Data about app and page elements
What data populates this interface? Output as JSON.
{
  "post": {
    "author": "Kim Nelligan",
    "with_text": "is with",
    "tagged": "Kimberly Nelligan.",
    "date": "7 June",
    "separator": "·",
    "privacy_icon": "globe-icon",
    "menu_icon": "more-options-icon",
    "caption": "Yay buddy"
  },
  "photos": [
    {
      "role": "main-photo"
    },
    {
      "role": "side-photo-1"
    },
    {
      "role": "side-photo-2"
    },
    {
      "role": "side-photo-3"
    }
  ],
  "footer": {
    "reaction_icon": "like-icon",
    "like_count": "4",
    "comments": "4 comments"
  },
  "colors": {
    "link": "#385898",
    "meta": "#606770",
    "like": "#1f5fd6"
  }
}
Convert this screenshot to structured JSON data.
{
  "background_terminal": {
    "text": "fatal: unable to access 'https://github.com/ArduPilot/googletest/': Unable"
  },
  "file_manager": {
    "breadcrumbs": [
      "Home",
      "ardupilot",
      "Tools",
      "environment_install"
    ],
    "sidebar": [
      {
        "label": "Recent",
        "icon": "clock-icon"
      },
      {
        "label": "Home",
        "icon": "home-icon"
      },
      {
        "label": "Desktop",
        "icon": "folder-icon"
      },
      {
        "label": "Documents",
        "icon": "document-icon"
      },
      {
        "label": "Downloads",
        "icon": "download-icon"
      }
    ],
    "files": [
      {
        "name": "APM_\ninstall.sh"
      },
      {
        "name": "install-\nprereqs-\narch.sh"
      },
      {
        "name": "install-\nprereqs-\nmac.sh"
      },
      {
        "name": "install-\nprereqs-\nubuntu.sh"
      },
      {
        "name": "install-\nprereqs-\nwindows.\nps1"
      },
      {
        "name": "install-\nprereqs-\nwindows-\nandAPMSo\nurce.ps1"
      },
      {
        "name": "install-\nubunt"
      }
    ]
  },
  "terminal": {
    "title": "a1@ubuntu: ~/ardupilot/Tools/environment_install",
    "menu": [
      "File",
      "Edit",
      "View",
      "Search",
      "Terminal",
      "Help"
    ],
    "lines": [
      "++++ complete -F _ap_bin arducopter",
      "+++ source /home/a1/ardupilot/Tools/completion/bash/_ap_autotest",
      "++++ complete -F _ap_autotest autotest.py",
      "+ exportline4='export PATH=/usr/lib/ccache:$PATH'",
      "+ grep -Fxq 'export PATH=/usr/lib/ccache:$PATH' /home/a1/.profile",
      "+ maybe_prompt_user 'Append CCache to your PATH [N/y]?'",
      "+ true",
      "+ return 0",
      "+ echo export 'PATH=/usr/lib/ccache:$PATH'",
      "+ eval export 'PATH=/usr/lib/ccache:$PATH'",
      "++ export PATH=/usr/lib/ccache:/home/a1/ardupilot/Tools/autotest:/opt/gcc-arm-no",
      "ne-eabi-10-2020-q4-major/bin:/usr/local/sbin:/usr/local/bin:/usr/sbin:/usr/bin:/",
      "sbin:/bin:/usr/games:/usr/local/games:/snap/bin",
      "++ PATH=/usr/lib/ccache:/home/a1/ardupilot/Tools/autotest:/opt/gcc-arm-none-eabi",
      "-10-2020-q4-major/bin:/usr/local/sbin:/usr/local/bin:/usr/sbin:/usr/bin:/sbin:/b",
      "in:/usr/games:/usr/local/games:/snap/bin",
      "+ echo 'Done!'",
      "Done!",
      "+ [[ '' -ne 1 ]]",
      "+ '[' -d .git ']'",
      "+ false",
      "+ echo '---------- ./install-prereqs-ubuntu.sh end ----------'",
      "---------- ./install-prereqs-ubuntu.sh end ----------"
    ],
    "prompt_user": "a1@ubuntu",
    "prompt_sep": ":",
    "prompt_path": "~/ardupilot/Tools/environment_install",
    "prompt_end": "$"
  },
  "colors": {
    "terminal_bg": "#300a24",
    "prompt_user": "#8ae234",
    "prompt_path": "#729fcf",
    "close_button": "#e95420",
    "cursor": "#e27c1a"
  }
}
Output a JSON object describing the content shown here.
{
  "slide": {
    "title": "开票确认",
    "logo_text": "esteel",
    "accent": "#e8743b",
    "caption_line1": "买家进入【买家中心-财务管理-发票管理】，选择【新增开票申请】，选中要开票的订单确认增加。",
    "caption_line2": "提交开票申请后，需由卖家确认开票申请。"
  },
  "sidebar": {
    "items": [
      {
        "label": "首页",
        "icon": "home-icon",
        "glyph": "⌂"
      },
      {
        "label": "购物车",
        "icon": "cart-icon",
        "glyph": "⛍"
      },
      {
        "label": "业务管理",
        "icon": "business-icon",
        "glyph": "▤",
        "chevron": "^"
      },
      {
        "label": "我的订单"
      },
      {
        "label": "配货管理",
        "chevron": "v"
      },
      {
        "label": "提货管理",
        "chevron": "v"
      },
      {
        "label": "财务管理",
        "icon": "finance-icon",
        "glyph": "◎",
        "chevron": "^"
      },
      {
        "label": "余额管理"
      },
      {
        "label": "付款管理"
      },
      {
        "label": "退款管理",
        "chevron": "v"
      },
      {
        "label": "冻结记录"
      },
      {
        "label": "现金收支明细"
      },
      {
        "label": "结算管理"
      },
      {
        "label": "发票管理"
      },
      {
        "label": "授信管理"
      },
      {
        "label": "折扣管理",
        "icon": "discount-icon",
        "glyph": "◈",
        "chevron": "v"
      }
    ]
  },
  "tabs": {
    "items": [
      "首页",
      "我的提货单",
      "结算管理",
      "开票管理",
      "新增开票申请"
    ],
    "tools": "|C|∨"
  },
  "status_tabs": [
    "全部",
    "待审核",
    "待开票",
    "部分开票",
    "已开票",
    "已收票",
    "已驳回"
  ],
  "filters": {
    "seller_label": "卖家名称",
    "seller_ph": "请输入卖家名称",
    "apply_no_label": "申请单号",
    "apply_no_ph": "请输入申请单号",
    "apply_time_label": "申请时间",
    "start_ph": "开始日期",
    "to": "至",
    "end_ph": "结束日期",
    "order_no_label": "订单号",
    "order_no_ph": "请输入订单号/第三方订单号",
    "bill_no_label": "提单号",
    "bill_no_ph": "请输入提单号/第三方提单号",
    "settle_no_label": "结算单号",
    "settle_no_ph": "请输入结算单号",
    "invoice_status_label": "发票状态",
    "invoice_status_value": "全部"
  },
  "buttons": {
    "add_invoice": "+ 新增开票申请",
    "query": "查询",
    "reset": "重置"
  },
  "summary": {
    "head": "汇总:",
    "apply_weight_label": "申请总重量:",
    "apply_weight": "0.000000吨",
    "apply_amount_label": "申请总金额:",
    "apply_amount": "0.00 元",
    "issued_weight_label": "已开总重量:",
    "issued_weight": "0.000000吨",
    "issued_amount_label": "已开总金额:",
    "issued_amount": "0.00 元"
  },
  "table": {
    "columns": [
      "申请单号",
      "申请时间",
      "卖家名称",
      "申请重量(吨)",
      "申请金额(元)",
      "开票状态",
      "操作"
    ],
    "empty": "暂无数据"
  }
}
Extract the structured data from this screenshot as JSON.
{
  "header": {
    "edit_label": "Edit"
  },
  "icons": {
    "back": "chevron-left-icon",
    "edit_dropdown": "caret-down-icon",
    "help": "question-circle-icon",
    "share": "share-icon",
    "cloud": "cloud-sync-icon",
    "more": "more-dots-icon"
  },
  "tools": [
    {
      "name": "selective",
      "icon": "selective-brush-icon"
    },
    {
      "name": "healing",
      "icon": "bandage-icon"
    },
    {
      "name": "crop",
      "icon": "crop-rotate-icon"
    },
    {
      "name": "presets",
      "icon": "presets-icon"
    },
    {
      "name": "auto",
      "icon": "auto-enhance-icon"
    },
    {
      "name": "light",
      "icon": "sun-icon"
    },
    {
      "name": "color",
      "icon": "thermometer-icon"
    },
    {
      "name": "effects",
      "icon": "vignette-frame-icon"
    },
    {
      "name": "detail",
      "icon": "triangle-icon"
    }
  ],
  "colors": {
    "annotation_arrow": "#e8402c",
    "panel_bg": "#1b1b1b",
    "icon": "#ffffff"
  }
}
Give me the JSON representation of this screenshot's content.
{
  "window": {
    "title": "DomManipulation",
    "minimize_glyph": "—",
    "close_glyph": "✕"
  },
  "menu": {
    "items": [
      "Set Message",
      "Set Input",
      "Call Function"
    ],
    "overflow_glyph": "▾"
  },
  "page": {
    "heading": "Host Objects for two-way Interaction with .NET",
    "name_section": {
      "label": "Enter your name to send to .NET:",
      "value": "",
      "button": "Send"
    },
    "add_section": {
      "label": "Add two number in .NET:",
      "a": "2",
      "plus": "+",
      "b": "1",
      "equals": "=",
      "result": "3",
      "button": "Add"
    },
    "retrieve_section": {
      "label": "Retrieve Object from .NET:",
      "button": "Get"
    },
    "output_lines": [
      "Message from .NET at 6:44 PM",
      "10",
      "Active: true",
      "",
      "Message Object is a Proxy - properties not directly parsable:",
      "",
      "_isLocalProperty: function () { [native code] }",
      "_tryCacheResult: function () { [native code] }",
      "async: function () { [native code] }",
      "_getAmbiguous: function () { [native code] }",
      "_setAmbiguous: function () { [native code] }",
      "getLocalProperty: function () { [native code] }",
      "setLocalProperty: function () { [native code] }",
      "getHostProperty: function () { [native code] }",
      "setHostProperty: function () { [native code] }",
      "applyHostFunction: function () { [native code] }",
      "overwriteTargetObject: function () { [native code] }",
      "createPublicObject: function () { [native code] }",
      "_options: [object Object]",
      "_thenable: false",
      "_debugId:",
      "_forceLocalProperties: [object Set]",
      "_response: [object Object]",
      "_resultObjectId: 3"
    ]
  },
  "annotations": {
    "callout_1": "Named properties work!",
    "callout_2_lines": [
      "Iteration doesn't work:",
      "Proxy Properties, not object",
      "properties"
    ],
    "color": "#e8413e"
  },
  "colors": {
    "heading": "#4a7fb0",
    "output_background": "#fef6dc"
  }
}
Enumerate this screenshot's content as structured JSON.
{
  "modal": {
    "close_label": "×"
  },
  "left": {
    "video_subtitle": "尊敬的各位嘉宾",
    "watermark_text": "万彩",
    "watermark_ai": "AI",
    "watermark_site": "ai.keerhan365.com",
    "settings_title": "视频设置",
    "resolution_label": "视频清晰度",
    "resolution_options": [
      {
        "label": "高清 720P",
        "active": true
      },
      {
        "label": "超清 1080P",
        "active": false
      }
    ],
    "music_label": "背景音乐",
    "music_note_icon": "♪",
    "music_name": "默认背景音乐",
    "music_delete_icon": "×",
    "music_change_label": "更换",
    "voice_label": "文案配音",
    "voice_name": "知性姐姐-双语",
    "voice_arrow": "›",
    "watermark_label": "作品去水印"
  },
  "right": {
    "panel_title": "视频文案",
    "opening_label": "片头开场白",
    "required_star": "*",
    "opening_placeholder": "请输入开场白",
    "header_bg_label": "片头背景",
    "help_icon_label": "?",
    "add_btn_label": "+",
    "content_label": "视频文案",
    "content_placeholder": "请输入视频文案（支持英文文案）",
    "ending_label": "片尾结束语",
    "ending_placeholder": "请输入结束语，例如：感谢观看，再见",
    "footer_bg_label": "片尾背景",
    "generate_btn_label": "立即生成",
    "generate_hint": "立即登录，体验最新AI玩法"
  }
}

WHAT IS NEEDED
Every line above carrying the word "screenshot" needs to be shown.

EXERCISE ANSWER
Convert this screenshot to structured JSON data.
Extract the structured data from this screenshot as JSON.
Give me the JSON representation of this screenshot's content.
Enumerate this screenshot's content as structured JSON.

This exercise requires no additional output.